History & Culture
Visit the Ranger Journal Blog to learn about the park's history, culture, and nature!
About National Mall and Memorial Parks:
National Mall and Memorial Parks (NAMA) is responsible for more than 1,000 acres of parkland containing many of the United States' more significant natural and cultural resources. The sites of NAMA are cherished symbols of our nation, known worldwide and depicted on everything from currency to the nightly news. Located in the core of the Nation's Capital, NAMA administers, interprets, maintains, and preserves the Washington Monument, Thomas Jefferson Memorial, Lincoln Memorial, Franklin Delano Roosevelt Memorial, D.C. War Memorial, World War II Memorial, Korean War Veterans Memorial, Vietnam Veterans Memorial, George Mason Memorial, Pennsylvania Avenue from the Capitol to the White House, the National Mall, East and West Potomac Parks, Constitution Gardens, 60 statues, and numerous other historic sites, memorials, and parklands.
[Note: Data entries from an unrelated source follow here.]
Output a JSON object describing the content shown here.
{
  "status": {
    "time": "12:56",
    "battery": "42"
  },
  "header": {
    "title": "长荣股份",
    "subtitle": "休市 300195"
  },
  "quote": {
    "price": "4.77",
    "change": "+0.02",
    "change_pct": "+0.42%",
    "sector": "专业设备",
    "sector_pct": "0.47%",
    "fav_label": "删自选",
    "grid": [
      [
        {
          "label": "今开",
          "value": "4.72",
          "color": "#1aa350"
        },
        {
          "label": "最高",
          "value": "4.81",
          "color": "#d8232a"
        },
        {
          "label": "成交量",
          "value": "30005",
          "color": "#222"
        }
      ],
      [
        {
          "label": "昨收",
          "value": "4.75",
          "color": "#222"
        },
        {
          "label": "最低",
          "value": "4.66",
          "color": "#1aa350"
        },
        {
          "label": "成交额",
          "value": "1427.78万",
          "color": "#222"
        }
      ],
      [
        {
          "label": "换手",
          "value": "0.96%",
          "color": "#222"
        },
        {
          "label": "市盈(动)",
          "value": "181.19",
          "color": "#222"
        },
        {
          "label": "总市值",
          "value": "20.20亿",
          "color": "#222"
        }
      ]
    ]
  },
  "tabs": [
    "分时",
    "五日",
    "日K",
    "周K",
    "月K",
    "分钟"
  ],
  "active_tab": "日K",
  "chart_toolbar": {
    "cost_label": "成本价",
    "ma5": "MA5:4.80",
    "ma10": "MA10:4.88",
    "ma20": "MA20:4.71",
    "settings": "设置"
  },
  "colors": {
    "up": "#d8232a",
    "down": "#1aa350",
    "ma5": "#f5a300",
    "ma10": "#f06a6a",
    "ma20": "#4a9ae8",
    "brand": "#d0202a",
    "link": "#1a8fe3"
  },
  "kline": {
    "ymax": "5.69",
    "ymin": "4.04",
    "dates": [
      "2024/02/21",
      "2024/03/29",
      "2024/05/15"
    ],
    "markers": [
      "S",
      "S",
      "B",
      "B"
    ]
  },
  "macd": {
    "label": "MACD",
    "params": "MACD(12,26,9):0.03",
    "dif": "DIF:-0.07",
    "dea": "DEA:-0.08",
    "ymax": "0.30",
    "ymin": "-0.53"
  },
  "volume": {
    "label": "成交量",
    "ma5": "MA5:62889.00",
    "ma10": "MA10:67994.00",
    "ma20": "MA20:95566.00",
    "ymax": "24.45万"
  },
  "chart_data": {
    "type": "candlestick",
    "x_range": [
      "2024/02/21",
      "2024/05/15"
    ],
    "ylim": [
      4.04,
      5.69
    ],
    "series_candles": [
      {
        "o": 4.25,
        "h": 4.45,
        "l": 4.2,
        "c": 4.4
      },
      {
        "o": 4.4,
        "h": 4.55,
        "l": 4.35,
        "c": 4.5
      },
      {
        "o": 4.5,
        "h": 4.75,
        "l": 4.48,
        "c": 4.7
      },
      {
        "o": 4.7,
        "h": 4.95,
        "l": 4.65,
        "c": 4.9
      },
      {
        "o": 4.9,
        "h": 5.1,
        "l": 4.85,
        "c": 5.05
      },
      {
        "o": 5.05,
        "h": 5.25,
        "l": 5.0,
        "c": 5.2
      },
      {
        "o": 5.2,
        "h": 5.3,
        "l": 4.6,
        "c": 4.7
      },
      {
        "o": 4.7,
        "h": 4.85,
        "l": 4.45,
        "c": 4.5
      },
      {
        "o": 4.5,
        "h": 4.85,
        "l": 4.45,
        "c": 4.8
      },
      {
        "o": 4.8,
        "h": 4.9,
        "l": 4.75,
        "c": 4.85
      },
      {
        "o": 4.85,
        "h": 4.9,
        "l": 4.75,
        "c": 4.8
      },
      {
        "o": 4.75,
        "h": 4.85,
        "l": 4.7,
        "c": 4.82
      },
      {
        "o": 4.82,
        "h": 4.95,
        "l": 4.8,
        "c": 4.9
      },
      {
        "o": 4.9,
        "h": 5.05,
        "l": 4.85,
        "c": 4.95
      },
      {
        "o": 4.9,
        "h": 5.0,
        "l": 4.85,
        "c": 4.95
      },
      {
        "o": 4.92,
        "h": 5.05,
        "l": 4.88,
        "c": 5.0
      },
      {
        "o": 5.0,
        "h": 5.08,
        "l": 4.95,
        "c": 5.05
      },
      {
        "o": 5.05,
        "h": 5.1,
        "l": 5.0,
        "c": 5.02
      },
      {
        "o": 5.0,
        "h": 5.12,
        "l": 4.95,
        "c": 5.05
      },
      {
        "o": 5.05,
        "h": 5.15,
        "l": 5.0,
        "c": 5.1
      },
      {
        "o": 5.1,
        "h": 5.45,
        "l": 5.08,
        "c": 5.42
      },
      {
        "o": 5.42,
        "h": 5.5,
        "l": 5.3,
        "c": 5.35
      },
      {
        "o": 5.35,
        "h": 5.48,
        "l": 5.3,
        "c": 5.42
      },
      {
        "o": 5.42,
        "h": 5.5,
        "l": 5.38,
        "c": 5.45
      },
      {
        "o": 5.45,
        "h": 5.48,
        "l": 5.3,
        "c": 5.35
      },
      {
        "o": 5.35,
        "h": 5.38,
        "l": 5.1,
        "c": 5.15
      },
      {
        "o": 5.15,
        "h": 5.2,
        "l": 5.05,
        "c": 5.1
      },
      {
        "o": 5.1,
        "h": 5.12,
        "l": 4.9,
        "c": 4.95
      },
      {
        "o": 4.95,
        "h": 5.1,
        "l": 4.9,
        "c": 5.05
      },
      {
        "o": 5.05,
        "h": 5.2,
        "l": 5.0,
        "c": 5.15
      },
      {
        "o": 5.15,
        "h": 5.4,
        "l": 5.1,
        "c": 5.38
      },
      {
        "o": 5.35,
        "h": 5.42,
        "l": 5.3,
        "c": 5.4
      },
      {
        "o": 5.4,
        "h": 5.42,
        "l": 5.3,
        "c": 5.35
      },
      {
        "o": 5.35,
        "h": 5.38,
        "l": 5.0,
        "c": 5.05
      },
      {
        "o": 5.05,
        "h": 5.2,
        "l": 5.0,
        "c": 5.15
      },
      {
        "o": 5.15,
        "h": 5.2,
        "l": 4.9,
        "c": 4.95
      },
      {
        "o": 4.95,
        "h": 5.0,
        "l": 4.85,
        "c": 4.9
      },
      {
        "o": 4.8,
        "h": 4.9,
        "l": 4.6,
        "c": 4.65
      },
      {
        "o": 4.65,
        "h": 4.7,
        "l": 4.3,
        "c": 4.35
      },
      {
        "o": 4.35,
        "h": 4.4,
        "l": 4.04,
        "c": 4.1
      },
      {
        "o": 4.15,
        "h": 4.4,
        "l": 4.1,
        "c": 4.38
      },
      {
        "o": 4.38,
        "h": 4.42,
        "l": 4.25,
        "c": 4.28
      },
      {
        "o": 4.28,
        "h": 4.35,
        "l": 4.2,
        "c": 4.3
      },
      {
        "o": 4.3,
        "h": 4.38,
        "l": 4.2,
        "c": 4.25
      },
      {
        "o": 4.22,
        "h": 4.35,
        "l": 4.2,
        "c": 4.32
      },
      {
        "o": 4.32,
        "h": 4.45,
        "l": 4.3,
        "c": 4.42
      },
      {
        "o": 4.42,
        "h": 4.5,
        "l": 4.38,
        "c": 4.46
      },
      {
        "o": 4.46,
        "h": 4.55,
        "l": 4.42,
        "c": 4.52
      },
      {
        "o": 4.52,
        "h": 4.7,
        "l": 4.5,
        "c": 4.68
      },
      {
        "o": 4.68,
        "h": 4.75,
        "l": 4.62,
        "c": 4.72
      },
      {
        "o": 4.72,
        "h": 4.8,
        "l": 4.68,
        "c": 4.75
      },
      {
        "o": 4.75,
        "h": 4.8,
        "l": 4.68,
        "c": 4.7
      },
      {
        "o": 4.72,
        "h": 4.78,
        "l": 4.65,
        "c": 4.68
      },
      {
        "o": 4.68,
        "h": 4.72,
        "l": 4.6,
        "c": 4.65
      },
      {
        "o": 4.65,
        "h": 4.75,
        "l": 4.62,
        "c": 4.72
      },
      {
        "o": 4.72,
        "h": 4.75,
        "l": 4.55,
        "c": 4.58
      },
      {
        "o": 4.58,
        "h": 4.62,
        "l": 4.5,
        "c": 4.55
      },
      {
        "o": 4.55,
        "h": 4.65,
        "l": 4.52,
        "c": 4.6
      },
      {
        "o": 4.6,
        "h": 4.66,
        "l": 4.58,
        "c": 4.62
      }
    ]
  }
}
NAMA is responsible for significant maintenance and preservation support for the White House as well as the United States Navy Memorial. In addition, NAMA cares for numerous federal park reservations which serve as welcoming gateways for visitors entering the historic fabric of the original 1791 Federal City. Some of our reservations now provide homes for recent commemorative additions to the landscape of the Nation's Capital. The Japanese American Memorial to Patriotism During World War II and the Victims of Communism Memorial are but two of the many sites that help interpret the story of America's integral involvement in world history. Beyond all of this, NAMA remains tied to its roots.
NAMA's origins are as old as the capital city itself. The open spaces and parklands envisioned by Pierre L'Enfant's plan, which was commissioned by President George Washington, created an ideal stage for national expressions of remembrance, observance, celebration, and expression of First Amendment rights. With everything from colossal monuments to commemorative gardens, from presidential inaugurals to civil rights demonstrations, NAMA hosts history in the making. Numerous First Amendment activities and special events are held in the park each year. The park continues to evolve as Americans seek new ways to recognize our heritage.
NAMA contains more than 80 historic structures and over 150 major named historic parks, squares, circles and triangles. Park resources include the 2,000 American elms which line the Mall and the 3,000 internationally-renowned Japanese cherry trees which grace the Tidal Basin. Gardens that are botanical showplaces display thousands of tulips, pansies, and annuals in over 170 flower beds, and 35 ornamental pools and fountains range from the simple to the sublime. This impressive mingling of natural and cultural resources has made our Nation's Capital one of the more heavily visited and photographed places in the world.
NAMA offers Americans the opportunity to get in touch with our heritage. Thousands of school children, families, foreign visitors, veterans, and recreational users come to the park daily. They take advantage of interpretive programming presented by Park Rangers, park exhibits, publications, orientation services, and panoramic views from the Washington Monument and the Old Post Office Tower. White House, State Department and Congressional staffs use these same services to give foreign dignitaries exposure to American history and culture. NAMA is responsible for 43 ball fields where local clubs play softball, soccer, rugby, field hockey, volleyball, and polo. Other recreational opportunities, including jogging, biking, picnicking, golf, swimming, tennis, paddleboating, ice skating, and fishing, are enthusiastically pursued by city residents and visitors throughout the park.
The sites of National Mall and Memorial Parks are a testament to America's past and present where the values of our nation are presented in a masterful blending of formal history and tradition and informal contemporary life.
Did You Know?
Martin Luther King, Jr. gave his famous "I Have A Dream" speech from the steps of the Lincoln Memorial on August 28, 1963. There, you can find an engraving marking the spot where he stood.